I was admitted into the architecture program at Cal Poly Pomona, one of the best architecture schools around, and switched my major to English with a minor in Journalism after the first year. My family, friends, and classmates thought that I was insane for switching out into such a “doomed” life path, but I wasn’t worried—that much.
I knew that if I chose a path that I was passionate about, and that I could look back on when I’m lying in my death bed, and think that with this choice, I’ve contributed to a life that I am happy with, then it wasn’t insane.
I have a passion for story telling in every medium of writing. I enjoy the conversations and information that comes out of something that I have helped to create, and I believe I can do all of this and much more through writing. Continue reading “Why I Choose To Write”→
I came home to a long weekend of travel to a room that I honestly didn’t recognize. I looked around for my blow up bed, the cleaned out trash can that I used as a night stand, and my other random knickknacks that were usually scattered around the room. Instead, I found a lavish bedroom with a proper nightstand, a lamp, the chair I had stolen from my sister’s dorm room—and a bed.
I grabbed my stuff, took the key to the office from my key chain, placed it on the desk and said goodbye to the other interns and the editor-in-chief, whose goodbye felt like it was the exact opposite of my goodbye with the production and operations manager. I turned back to wave goodbye to the operations manager and she waved me over for a farewell hug.
“Thank you for everything that you’ve taught me and for this wonderful time at this internship. I had a lot of fun,” I said as we both stepped back out from the hug.
Her eyes almost looked as though they were holding back a small flow of tears. “Thank you for helping us out, and if you ever need a recommendation don’t hesitate to ask.”
I walked out of the office myself suddenly tearing up at my final trip from the office of my second internship to my car, when it abruptly hit me that I was going to miss coming into the office and seeing her every other day. It was definitely bittersweet, since I now was able to spend my newly allotted time on my new paid internship, my last quarter of school and my many other new projects, but it was an easy decision to pursue new endeavors and leave the internship that had taught me so much and treated me quite well.

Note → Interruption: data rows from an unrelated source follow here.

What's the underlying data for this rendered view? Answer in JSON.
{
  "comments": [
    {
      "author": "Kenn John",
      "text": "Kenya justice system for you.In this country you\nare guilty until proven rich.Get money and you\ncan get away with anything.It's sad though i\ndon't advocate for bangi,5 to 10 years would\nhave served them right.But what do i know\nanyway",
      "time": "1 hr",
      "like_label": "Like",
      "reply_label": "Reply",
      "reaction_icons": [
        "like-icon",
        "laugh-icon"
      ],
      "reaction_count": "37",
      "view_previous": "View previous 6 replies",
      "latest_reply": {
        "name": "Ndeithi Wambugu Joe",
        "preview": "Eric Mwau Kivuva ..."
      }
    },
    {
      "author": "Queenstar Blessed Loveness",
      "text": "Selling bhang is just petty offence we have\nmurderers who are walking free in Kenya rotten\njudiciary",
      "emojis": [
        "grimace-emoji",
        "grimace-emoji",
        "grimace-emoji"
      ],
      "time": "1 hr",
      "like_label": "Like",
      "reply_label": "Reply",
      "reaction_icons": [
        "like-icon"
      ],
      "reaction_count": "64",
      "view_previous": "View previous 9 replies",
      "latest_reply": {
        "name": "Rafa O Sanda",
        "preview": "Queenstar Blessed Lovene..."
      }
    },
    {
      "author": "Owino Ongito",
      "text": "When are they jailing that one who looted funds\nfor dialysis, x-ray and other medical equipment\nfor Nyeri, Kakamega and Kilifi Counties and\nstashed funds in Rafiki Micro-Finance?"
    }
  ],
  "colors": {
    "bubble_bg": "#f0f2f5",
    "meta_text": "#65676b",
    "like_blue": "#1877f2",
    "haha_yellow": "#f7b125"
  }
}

Not being able to play football with the boys just sucks, but not being able to grow up and go off to a university is just plain sex-discrimination. That’s exactly what Iran has been up when it decided to officially approve of female students being barred from more than 70 university degree courses according to the Telegraph.

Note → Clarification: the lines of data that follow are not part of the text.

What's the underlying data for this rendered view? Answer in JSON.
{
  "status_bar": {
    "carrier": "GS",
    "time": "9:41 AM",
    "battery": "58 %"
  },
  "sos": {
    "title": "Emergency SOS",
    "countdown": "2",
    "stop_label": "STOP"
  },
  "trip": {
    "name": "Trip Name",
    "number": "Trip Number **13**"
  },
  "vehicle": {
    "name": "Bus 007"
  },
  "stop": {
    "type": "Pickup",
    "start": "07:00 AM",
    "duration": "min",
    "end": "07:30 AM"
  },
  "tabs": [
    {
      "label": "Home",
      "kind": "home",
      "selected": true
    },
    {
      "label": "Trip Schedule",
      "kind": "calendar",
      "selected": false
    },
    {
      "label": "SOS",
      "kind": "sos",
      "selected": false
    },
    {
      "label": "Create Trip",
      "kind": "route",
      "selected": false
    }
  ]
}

This obviously goes beyond not fair which is why Iran’s most celebrated human rights campaigner, Nobel laureate Shirin Ebadi, demanding a UN investigation of Iran’s plan to have 36 universities make 77 BA and BSc courses in the coming academic year “single gender” and exclusive to men. Continue reading “Women Banned From Universities In Iran”→
I had stepped out of my car that night wearing my long brown cardigan draped over a tank top and some shorts. I slid my card into the gas pump and shoved the nozzle into the gas tank. I was tired, confused about my life’s recent events, and I felt lost wondering about what the hell the universe wanted me to do, and as I tilted my head back in a sigh of exhaustion, my eyes rested on a giant billboard staring right back at me.
A bushel of apples sitting behind a jar of Mott’s apple product appeared incredibly massive as it perched right behind a flood of lights pointing up at it. It looked down upon me like it was the eyes of the universe watching over the tiny gas station. I couldn’t help but ponder for a moment about my life, my insane summer, or even just about all the crazy events that have taken place in the past week and a half.
I climbed back into my car after filling up and drove down past all of the last bits of civilization into the dark and vast canyon of what seemed like the abyss. The surrounding hills looked like deep shadows overlaying the already darkened night sky, and for a moment I found my mind also pummeling its way into an abyss of thoughts. Continue reading “The Hollywood Intern: Part 13- Mott’s and The Great Gatsby”→